No doubt about it, there’s an art to building an effective mentor-mentee relationship. Seeking out a good mentor for your career growth and actively engaging as a “mentee” are integral to initiating a connection.Since this process is so important to the development of life scientists’ ...
I was 8 years old the first time I saw my father cry at my brother’s college graduation. In an instant, I learned what pride looked like and vowed to make my father proud. When I was 13, I saw my father cry for the second time as, with a broken voice, he shared the news of my grandmoth...

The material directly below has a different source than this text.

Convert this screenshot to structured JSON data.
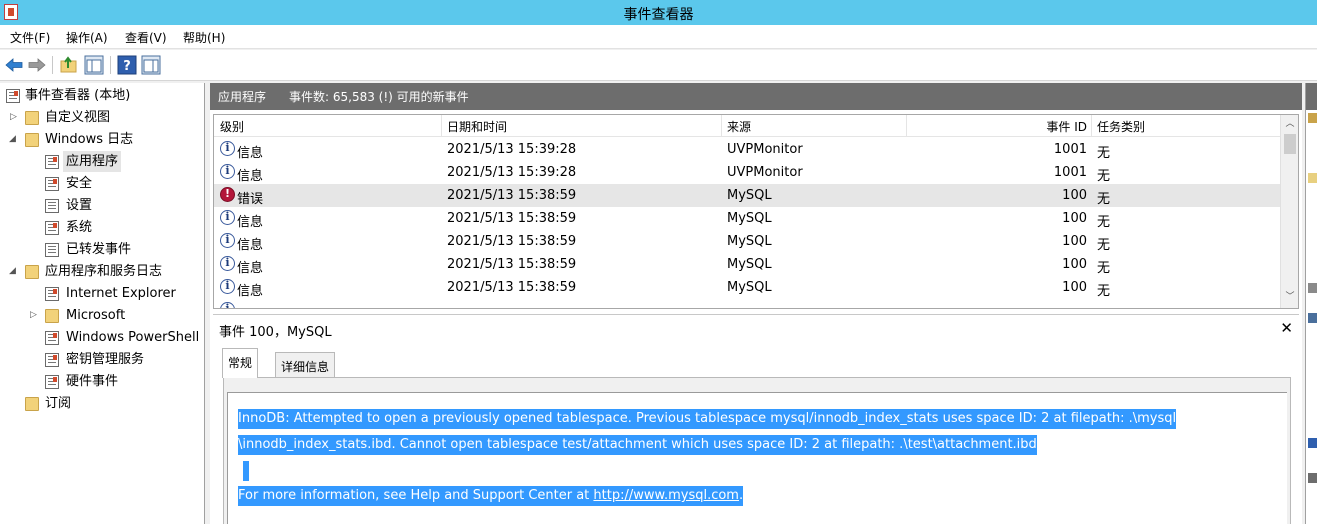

As a graduate student, I thought being a postdoc was a rather bad deal. On top of the bad pay, no retirement benefits, and the countless hours in the lab, postdocs must sometimes rely on their antiquated, anchored-in-academia mentors for career advice. When I arrived at the NIH, I learned that the p...

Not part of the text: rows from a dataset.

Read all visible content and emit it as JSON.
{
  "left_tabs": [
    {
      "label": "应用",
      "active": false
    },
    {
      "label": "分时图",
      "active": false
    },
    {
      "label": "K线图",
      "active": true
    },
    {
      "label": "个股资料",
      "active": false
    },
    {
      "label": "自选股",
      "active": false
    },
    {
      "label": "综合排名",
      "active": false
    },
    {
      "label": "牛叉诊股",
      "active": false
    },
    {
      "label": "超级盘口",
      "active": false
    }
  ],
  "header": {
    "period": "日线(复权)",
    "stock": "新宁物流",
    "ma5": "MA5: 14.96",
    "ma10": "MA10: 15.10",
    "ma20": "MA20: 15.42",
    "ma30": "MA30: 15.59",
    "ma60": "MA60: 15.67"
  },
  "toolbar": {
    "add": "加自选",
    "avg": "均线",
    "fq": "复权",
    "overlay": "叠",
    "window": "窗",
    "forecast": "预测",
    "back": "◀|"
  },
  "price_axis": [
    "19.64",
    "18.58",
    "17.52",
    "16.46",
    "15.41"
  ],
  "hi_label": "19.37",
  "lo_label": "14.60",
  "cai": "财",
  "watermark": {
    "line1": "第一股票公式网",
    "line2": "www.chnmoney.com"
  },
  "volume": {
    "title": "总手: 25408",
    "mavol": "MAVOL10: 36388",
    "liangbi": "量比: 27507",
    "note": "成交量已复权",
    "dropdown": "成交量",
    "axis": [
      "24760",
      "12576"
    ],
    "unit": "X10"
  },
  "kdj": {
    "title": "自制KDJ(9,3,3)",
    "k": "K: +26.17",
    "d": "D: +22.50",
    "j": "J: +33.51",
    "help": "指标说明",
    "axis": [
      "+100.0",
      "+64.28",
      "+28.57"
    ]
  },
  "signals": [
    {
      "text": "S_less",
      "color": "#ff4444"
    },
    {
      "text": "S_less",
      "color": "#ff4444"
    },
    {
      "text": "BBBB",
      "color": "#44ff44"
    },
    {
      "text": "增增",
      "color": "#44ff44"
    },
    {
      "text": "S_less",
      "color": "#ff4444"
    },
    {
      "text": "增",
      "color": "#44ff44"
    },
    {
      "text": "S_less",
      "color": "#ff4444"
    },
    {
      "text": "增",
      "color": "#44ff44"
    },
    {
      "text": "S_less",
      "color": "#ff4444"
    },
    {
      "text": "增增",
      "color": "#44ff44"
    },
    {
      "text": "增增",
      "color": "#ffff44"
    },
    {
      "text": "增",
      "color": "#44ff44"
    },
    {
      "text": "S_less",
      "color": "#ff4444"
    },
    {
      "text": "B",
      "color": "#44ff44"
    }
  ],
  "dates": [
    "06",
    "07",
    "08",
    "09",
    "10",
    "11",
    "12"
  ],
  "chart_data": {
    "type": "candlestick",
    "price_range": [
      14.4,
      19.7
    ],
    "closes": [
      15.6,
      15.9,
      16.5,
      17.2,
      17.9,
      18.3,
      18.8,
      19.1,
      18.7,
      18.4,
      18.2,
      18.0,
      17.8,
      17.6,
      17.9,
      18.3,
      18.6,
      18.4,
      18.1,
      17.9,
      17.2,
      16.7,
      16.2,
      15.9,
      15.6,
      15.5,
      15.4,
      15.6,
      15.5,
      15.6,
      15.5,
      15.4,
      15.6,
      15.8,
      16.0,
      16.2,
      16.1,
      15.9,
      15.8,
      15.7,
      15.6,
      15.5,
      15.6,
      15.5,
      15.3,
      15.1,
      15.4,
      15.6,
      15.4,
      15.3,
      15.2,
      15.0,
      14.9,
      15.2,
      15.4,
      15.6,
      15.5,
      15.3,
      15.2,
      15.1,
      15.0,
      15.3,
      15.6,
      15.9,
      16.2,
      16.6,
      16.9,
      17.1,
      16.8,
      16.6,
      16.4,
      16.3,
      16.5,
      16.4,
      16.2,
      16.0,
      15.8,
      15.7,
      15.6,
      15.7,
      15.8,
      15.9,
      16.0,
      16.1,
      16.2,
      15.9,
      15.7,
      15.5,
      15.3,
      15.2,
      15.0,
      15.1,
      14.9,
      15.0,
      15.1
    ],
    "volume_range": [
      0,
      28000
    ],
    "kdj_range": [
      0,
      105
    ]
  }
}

What’s that? It means deciding on a course of action as you go along, using your own initiative and perceptions rather than a pre-determined plan. From what I’ve been told, the description “fly by the seat of your pants” fell into popular use after Douglas “Wrong Way” Corrigan flew from ...
After 28 years, in 2008 the Phillies finally clinched the World Series and with it, my attention for the sport. Mind you, I have been watching baseball since I can remember. Having grown up in Venezuela (the second highest source of players for Major League Baseball, thank you very much!...
Hello readers! My name is Stephanie Yeung, a new addition to the Bio Careers blogger fleet. I am a scientist turned marketing professional. Thanks to Bio Careers, now I have a place to share with you my journey jumping from academic research into business functions after getting my Bioengineering Ph...
Hey everyone! I’m Mandy, a Missouri farm girl transplanted to the Washington D.C. metro area and a research scientist for the U.S. Department of Agriculture-Agriculture Research Service. I am excited and thankful for the opportunity to blog for Bio Careers about my work in agriculture.
Once upon a time, there was an eagle that grew up with a group of chickens. He thought of himself as a chicken too, enjoying a routine life the same as everybody else. His master was very angry when trying various methods to get him to fly, but he couldn’t.
I was recently contacted by a recruiter about a job opening. He caught me off-guard (mistake on my part) with the question, “What are your salary expectations?”Like any excellent scientist would do, rather than giving him an answer, I turned his question into another question, “Well, wha...